United States District Court, W.D. New York
DECISION AND ORDER
FRANK P. GERACI, Jr., District Judge.
Title 18, United States Code, Section 3161(h)(1)(H) permits the exclusion of 30 days once a motion is taken "under advisement" by the Court. A motion is taken under advisement "once the court has everything it expects from the parties prior to making its decision." United States v. Piteo, 726 F.2d 50, 52 (2d Cir. 1983); United States v. Bufalino, 683 F.2d 639, 642-44 (2d Cir. 1982), cert. denied, 459 U.S. 1104 (1983). In this case, that occurred on January 22, 2015, after objections to Magistrate Judge Feldman's Report and Recommendation and all responding and/or supplemental papers were submitted.
A review of Defendant's motion papers, the government's objections and the Defendant's responding papers is under way, and a decision will be made with reasonable dispatch. It now appears that full consideration of the motions and objections will take time beyond the 30-day advisement period, and "it is... open to... [the court] to find that the interest of justice is best served by granting a continuance under Section 3161(h)(7) for the excess period." United States v. Bufalino, 683 F.2d at 645.
Based upon the Court's current examination of the several issues presented in the motions, objections, and supplemental pro se filings by the Defendant, and further upon my finding that the interest of justice in a continuance outweighs the Defendant's and the public's interest in a more speedy trial, a continuance is granted pursuant to Section 3161(h)(7)(A) until March 20, 2015, for the purpose of rendering a decision.

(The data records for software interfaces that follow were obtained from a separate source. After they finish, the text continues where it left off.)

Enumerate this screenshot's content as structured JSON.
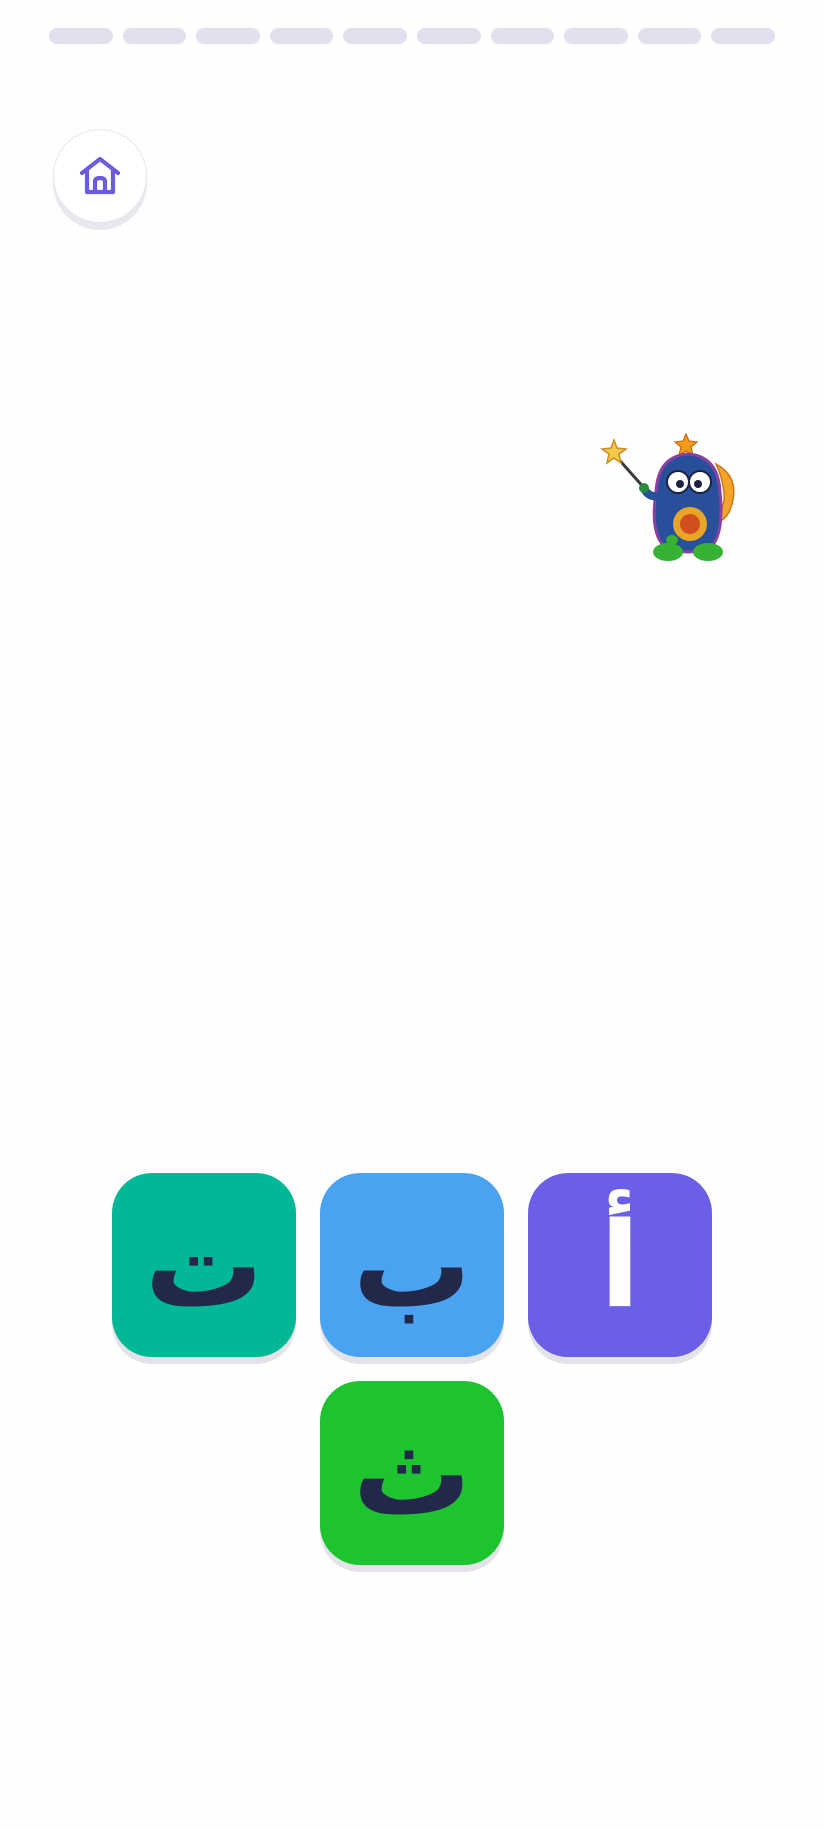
{
  "progress": {
    "total_steps": 10,
    "completed_steps": 0,
    "track_color": "#e1e0ef"
  },
  "home_button": {
    "icon": "home-icon",
    "icon_color": "#6a5cdf"
  },
  "mascot": {
    "icon": "wizard-monster-mascot"
  },
  "letter_tiles": [
    {
      "letter": "ت",
      "color": "#01b896"
    },
    {
      "letter": "ب",
      "color": "#4aa3f1"
    },
    {
      "letter": "أ",
      "color": "#6c5fe7"
    },
    {
      "letter": "ث",
      "color": "#1dc42f"
    }
  ]
}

This Order "puts defense counsel on notice that the speedy trial clock has been stopped, " and it ensures a timely determination, "[i]f for any reason counsel believes that... [an exclusion] is inappropriate, [of] an objection... [timely] raised and [upon] a record made at that time." United States v. Tunnessen, 763 F.2d 74, 78 (2d Cir. 1985); see also United States v. Kiszewski, 877 F.2d 210, ...